We pick up from Part 1 mid-tracking, with Calexico (Sergio Mendoza, Joey Burns and John Convertino) working in Mendoza’s new personal studio, built out of shipping containers. Recording with recording engineer Chris Schultz and engineer/producer Tucker Martine, the album continued to progress.
During band tracking, Schultz set Mendoza and Convertino up together in the big room, while Burns played guitar and sang a scratch vocal in the iso room.
“The sightlines were a little tricky, but we got it to work,” Schultz says. “There’s a large window and a glass door for the little iso booth, and you could use that to see through the big window that looks into the control room, so even though John was in a corner in the main room, he could see Joey through the control room. That helped because they were mostly tracking together.
Sergio would play bass, keyboards or something else as they were writing songs and doing basic tracking, and then he would overdub other parts afterward.”
Schultz brought his own Genelec 8040B monitors to the sessions, as well as a number of pieces from his mic collection. For Convertino’s kit, which comprises Ludwig and Gretsch drums, he used a Blue Kiwi on kick, Shure SM57 on snare, Violet Designs Amethyst Vintage overheads, Sennheiser 421s on toms and an Audio-Technica 450 on hi-hat.
Burns’ amp was captured via another 57 and an A-T ATM450, going through Schultz’s Rupert Neve Designs 5012 mic pre.
“Joey would often start out tracking with an acoustic, though, and that was through the Voodoo VR1 and the Audio-Technica 450,” Schultz says. “Those went into that Rupert Neve 5012, as well.”
The overdub phase added contributions from many of their musical compatriots, including bass player Scott Colberg, trumpet players Jacob Valenzuela and Martin Wenk, and guest vocalist Gaby Moreno, as well as Johnny Contreras (vihuela, guitar), Antonio Pro (guitarron), David Gill (violin), and others. Pro and Gill joined Calexico in Mendoza’s place, while others flew in parts to add to Schultz’s rough mixes.
“We’ve known some of these guys for 20 years,” Burns says. “David Gill and Tony Pro teach mariachi in Tucson, and they brought in some of their students to play the other violin parts on ‘The El Burro Song.’ They also did gritos, the shouts, on that song. I also do one on the break on that record. We just had a lot of fun.”
MIXING WITH MARTINE
Calexico then took all of the Pro Tools tracks and Schultz’s roughs up to Portland, Ore., to mix in Martine’s studio, Flora Recording & Playback.
“They gave me a lot of freedom up front, and my instinct was to go toward a lot of saturation and to embrace a kind of ‘mid-fi’ aesthetic, where some things are low-fi, others are hi-fi, and then there’s the stuff in the middle that connects everything,” Martine explains. “I always like hi- fi more when there’s something kind of dirtier sitting next to it.”

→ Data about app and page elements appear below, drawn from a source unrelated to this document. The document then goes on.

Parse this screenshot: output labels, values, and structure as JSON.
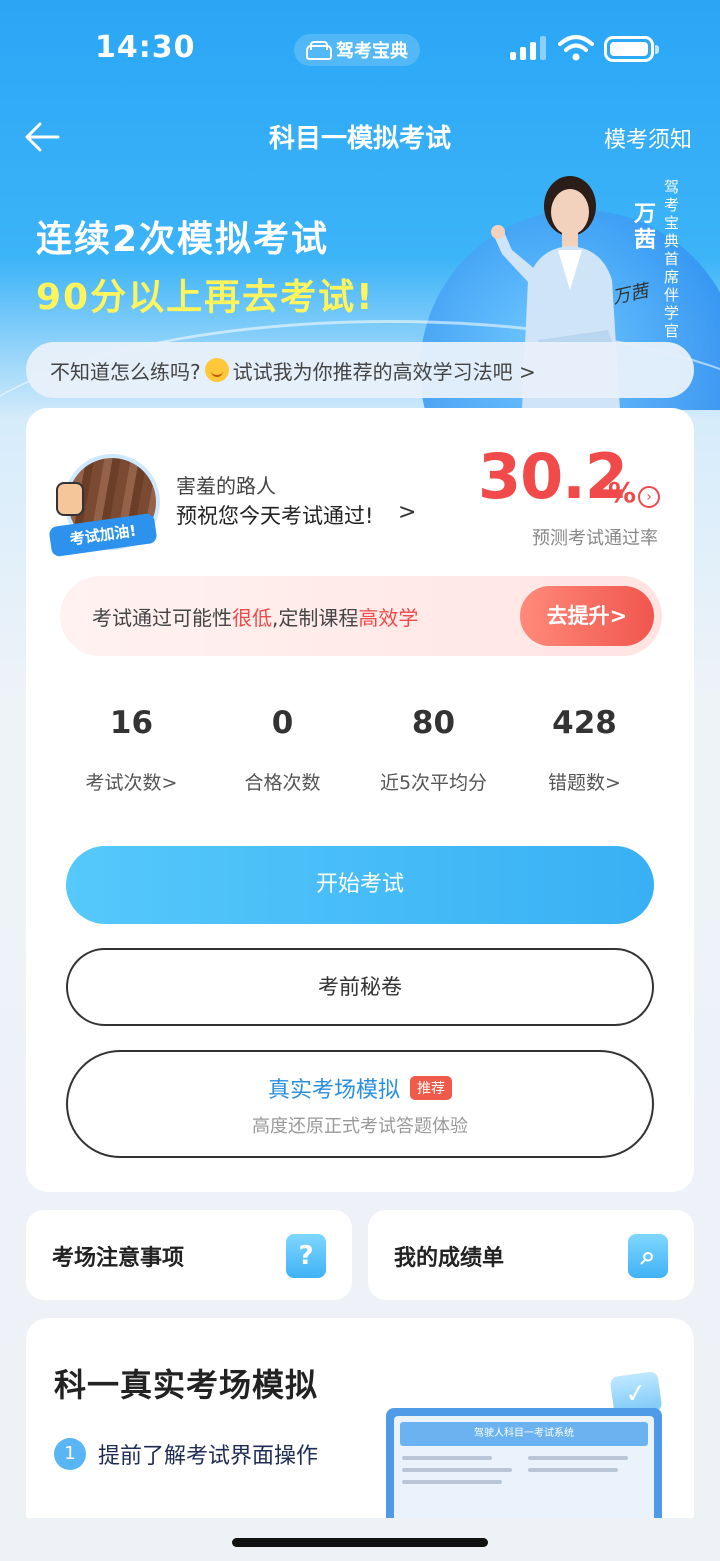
{
  "status_bar": {
    "time": "14:30",
    "app_badge": "驾考宝典",
    "icons": [
      "car-icon",
      "signal-icon",
      "wifi-icon",
      "battery-icon"
    ]
  },
  "nav": {
    "title": "科目一模拟考试",
    "right_label": "模考须知",
    "back_icon": "back-arrow-icon"
  },
  "banner": {
    "line1": "连续2次模拟考试",
    "line2": "90分以上再去考试!",
    "host_name": "万茜",
    "host_title": "驾考宝典首席伴学官",
    "signature": "万茜"
  },
  "tip": {
    "text_before": "不知道怎么练吗?",
    "text_after": "试试我为你推荐的高效学习法吧 >"
  },
  "profile": {
    "avatar_tag": "考试加油!",
    "username": "害羞的路人",
    "wish": "预祝您今天考试通过!",
    "wish_arrow": ">",
    "pass_rate": "30.2",
    "pass_rate_unit": "%",
    "pass_rate_label": "预测考试通过率"
  },
  "promo": {
    "text1": "考试通过可能性",
    "highlight1": "很低",
    "text2": ",定制课程",
    "highlight2": "高效学",
    "button": "去提升>"
  },
  "stats": [
    {
      "value": "16",
      "label": "考试次数>"
    },
    {
      "value": "0",
      "label": "合格次数"
    },
    {
      "value": "80",
      "label": "近5次平均分"
    },
    {
      "value": "428",
      "label": "错题数>"
    }
  ],
  "buttons": {
    "start": "开始考试",
    "secret": "考前秘卷",
    "sim_title": "真实考场模拟",
    "sim_tag": "推荐",
    "sim_sub": "高度还原正式考试答题体验"
  },
  "quick": {
    "left": "考场注意事项",
    "left_icon": "question-icon",
    "right": "我的成绩单",
    "right_icon": "search-icon"
  },
  "section": {
    "title": "科一真实考场模拟",
    "step1_num": "1",
    "step1": "提前了解考试界面操作",
    "preview_title": "驾驶人科目一考试系统"
  },
  "colors": {
    "accent_blue": "#39b0f4",
    "warning_red": "#f04a4a",
    "slogan_yellow": "#fff45c"
  }
}
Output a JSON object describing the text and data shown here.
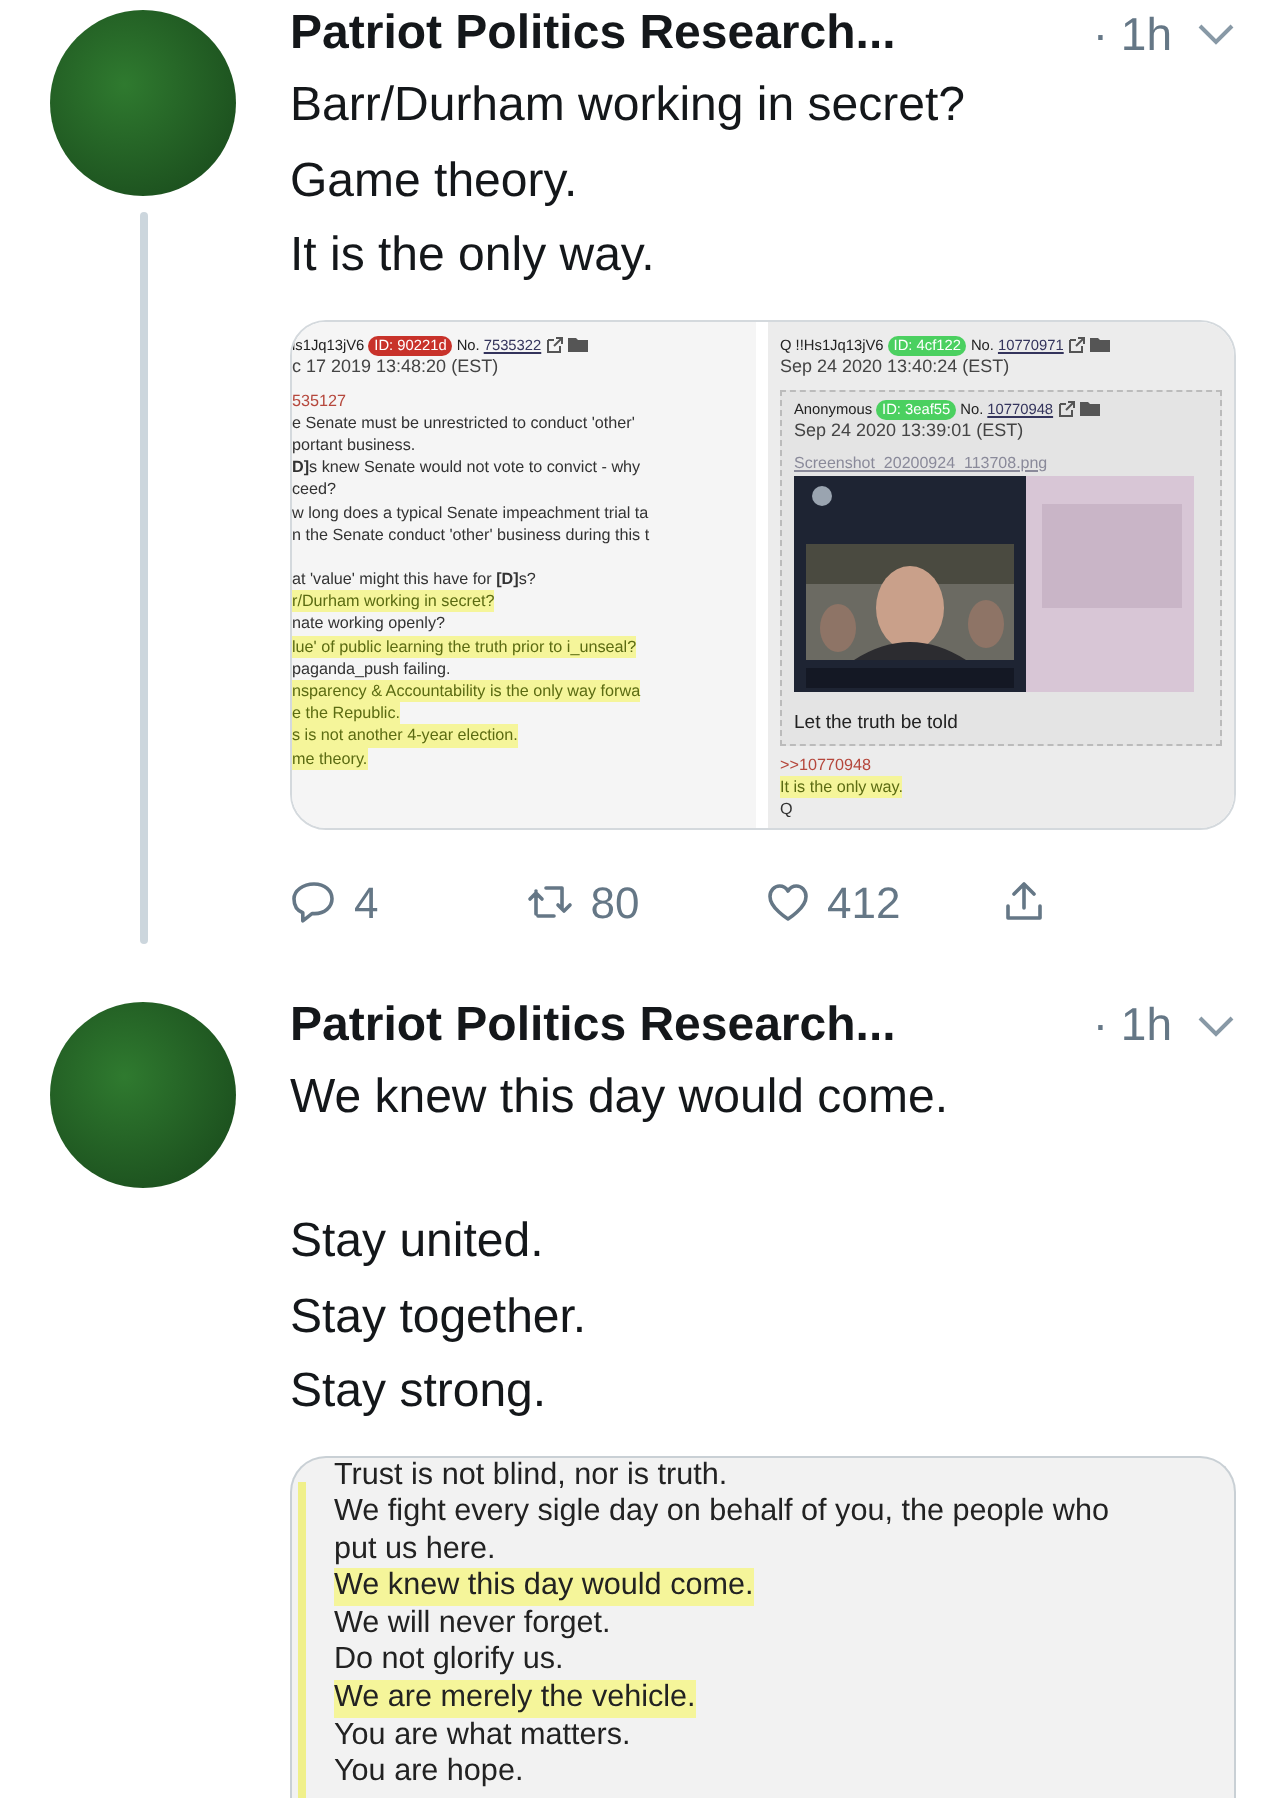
{
  "tweets": [
    {
      "author": "Patriot Politics Research...",
      "time": "· 1h",
      "thread_line": true,
      "paragraphs": [
        [
          "Barr/Durham working in secret?",
          "Game theory.",
          "It is the only way."
        ]
      ],
      "media": {
        "kind": "forum_posts",
        "posts": [
          {
            "header": {
              "name": "is1Jq13jV6",
              "id": "ID: 90221d",
              "color": "#c8322a",
              "no_label": "No.",
              "no": "7535322"
            },
            "date": "c 17 2019 13:48:20 (EST)",
            "lines": [
              {
                "kind": "ref",
                "text": "535127",
                "highlight": false
              },
              {
                "kind": "text",
                "text": "e Senate must be unrestricted to conduct 'other'",
                "highlight": false
              },
              {
                "kind": "text",
                "text": "portant business.",
                "highlight": false
              },
              {
                "kind": "text",
                "text": "**D]**s knew Senate would not vote to convict - why",
                "highlight": false
              },
              {
                "kind": "text",
                "text": "ceed?",
                "highlight": false
              },
              {
                "kind": "text",
                "text": "w long does a typical Senate impeachment trial ta",
                "highlight": false
              },
              {
                "kind": "text",
                "text": "n the Senate conduct 'other' business during this t",
                "highlight": false
              },
              {
                "kind": "gap"
              },
              {
                "kind": "text",
                "text": "at 'value' might this have for **[D]**s?",
                "highlight": false
              },
              {
                "kind": "text",
                "text": "r/Durham working in secret?",
                "highlight": true
              },
              {
                "kind": "text",
                "text": "nate working openly?",
                "highlight": false
              },
              {
                "kind": "text",
                "text": "lue' of public learning the truth prior to i_unseal?",
                "highlight": true
              },
              {
                "kind": "text",
                "text": "paganda_push failing.",
                "highlight": false
              },
              {
                "kind": "text",
                "text": "nsparency & Accountability is the only way forwa",
                "highlight": true
              },
              {
                "kind": "text",
                "text": "e the Republic.",
                "highlight": true
              },
              {
                "kind": "text",
                "text": "s is not another 4-year election.",
                "highlight": true
              },
              {
                "kind": "text",
                "text": "me theory.",
                "highlight": true
              }
            ]
          },
          {
            "header": {
              "name": "Q !!Hs1Jq13jV6",
              "id": "ID: 4cf122",
              "color": "#4bd060",
              "no_label": "No.",
              "no": "10770971"
            },
            "date": "Sep 24 2020 13:40:24 (EST)",
            "quote": {
              "header": {
                "name": "Anonymous",
                "id": "ID: 3eaf55",
                "color": "#4bd060",
                "no_label": "No.",
                "no": "10770948"
              },
              "date": "Sep 24 2020 13:39:01 (EST)",
              "file": "Screenshot_20200924_113708.png",
              "caption": "Let the truth be told"
            },
            "lines": [
              {
                "kind": "ref",
                "text": ">>10770948",
                "highlight": false
              },
              {
                "kind": "text",
                "text": "It is the only way.",
                "highlight": true
              },
              {
                "kind": "text",
                "text": "Q",
                "highlight": false
              }
            ]
          }
        ]
      },
      "actions": [
        {
          "kind": "reply",
          "count": "4"
        },
        {
          "kind": "retweet",
          "count": "80"
        },
        {
          "kind": "like",
          "count": "412"
        },
        {
          "kind": "share"
        }
      ]
    },
    {
      "author": "Patriot Politics Research...",
      "time": "· 1h",
      "thread_line": false,
      "paragraphs": [
        [
          "We knew this day would come."
        ],
        [
          "Stay united.",
          "Stay together.",
          "Stay strong."
        ]
      ],
      "media": {
        "kind": "text_post",
        "lines": [
          {
            "text": "Trust is not blind, nor is truth.",
            "highlight": false
          },
          {
            "text": "We fight every sigle day on behalf of you, the people who put us here.",
            "highlight": false
          },
          {
            "text": "We knew this day would come.",
            "highlight": true
          },
          {
            "text": "We will never forget.",
            "highlight": false
          },
          {
            "text": "Do not glorify us.",
            "highlight": false
          },
          {
            "text": "We are merely the vehicle.",
            "highlight": true
          },
          {
            "text": "You are what matters.",
            "highlight": false
          },
          {
            "text": "You are hope.",
            "highlight": false
          }
        ]
      }
    }
  ]
}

Martine points to the horn parts that he “dirtied up” quite a bit. “I made a bus for the horns and I just leaned into the Sound Toys Devil Loc,” he says. “That’s an emulation of an old podium compressor that Shure made called the Level Loc that Tchad Blake made famous by abusing so successfully. It has just a couple of knobs on it, basically: crunch and darkness. The distortion is brash, but you can round it out.”
Other key elements to Martine’s mix included the Thermionic Culture Vulture and a UREI 1176 on bass, and his EMT 140 plate reverb on Burns’ lead vocal.
“I was also using the Great British Spring reverb,” Martine says. “It’s a rare old box that consists of a 3- or 4-foot spring in a 5-inch round, black plastic tube. It really sounds much more like a plate than a spring, but it’s brighter than my plate. It allowed things to sound like they were from the same universe without clouding each other up.”
Like Burns, Martine emphasizes the importance of real-life reconnecting in the studio: “While they were here, we fell into a rhythm where, by mid-afternoon, people would start preparing dinner. John, in particular, loves to cook Italian food,” he says. “By about 5 o’clock, I’d start noticing these aromas coming from the studio kitchen. It added a familial atmosphere to that time of day when the mix is getting close and dinner’s going to be ready soon.
“It was September, and the weather was warm, so after we’d had some food and maybe a glass of wine, we’d throw the mix on through my outside speakers. If the mix seemed to be lacking anything, it usually would be really obvious in that situation.”